▶ Exercise directions: Word for word, restate the lines that run from the line containing "Give me the" to the last line of the records below.

▶ Records drawn from a dataset:
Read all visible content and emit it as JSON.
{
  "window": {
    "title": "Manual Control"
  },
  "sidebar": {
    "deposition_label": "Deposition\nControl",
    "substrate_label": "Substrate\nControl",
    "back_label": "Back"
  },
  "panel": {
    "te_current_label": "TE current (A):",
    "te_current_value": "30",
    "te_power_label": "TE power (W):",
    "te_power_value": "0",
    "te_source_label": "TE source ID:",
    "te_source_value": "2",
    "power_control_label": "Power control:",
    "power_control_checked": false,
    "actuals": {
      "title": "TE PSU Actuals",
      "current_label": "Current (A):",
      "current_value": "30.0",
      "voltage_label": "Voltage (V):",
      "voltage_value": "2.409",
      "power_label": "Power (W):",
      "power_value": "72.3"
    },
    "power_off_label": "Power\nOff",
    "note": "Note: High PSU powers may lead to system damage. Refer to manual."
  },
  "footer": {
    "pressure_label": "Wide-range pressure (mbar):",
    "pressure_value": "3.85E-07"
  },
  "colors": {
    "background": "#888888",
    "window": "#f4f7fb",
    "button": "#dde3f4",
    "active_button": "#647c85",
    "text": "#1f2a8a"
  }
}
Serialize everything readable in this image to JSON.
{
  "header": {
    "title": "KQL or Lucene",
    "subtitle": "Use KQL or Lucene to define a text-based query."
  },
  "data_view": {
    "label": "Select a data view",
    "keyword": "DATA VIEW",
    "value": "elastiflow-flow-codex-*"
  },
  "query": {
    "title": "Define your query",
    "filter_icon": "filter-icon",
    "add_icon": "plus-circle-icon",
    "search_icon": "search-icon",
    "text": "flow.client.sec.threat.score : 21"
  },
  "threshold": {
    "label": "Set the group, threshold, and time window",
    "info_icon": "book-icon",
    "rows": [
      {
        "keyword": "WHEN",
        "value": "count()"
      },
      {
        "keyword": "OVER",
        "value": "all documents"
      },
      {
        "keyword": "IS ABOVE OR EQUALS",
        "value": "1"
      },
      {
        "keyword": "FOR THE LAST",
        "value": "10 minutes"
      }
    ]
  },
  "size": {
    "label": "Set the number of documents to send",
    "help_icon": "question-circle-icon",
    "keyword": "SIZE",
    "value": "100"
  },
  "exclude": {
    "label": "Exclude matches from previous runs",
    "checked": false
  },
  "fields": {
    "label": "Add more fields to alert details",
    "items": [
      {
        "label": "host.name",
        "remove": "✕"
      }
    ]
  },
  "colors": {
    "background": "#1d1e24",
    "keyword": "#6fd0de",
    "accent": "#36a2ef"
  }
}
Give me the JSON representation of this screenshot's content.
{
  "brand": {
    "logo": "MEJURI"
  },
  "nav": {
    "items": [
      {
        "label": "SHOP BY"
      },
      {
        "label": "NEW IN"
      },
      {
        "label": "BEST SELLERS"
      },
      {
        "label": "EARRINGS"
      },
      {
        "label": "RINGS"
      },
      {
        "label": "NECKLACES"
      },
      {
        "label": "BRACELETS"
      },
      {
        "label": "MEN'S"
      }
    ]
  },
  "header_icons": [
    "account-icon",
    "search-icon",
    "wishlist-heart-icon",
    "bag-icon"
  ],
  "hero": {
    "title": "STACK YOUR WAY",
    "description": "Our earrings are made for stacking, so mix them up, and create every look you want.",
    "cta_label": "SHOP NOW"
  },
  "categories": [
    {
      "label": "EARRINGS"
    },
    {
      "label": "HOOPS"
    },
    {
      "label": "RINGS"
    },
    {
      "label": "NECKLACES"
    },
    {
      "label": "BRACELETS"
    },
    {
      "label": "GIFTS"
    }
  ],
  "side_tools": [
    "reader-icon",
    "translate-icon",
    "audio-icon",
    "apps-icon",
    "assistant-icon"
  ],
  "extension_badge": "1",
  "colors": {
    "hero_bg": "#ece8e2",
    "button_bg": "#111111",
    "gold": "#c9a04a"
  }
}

▶ Exercise response:
Give me the JSON representation of this screenshot's content.
{
  "brand": {
    "logo": "MEJURI"
  },
  "nav": {
    "items": [
      {
        "label": "SHOP BY"
      },
      {
        "label": "NEW IN"
      },
      {
        "label": "BEST SELLERS"
      },
      {
        "label": "EARRINGS"
      },
      {
        "label": "RINGS"
      },
      {
        "label": "NECKLACES"
      },
      {
        "label": "BRACELETS"
      },
      {
        "label": "MEN'S"
      }
    ]
  },
  "header_icons": [
    "account-icon",
    "search-icon",
    "wishlist-heart-icon",
    "bag-icon"
  ],
  "hero": {
    "title": "STACK YOUR WAY",
    "description": "Our earrings are made for stacking, so mix them up, and create every look you want.",
    "cta_label": "SHOP NOW"
  },
  "categories": [
    {
      "label": "EARRINGS"
    },
    {
      "label": "HOOPS"
    },
    {
      "label": "RINGS"
    },
    {
      "label": "NECKLACES"
    },
    {
      "label": "BRACELETS"
    },
    {
      "label": "GIFTS"
    }
  ],
  "side_tools": [
    "reader-icon",
    "translate-icon",
    "audio-icon",
    "apps-icon",
    "assistant-icon"
  ],
  "extension_badge": "1",
  "colors": {
    "hero_bg": "#ece8e2",
    "button_bg": "#111111",
    "gold": "#c9a04a"
  }
}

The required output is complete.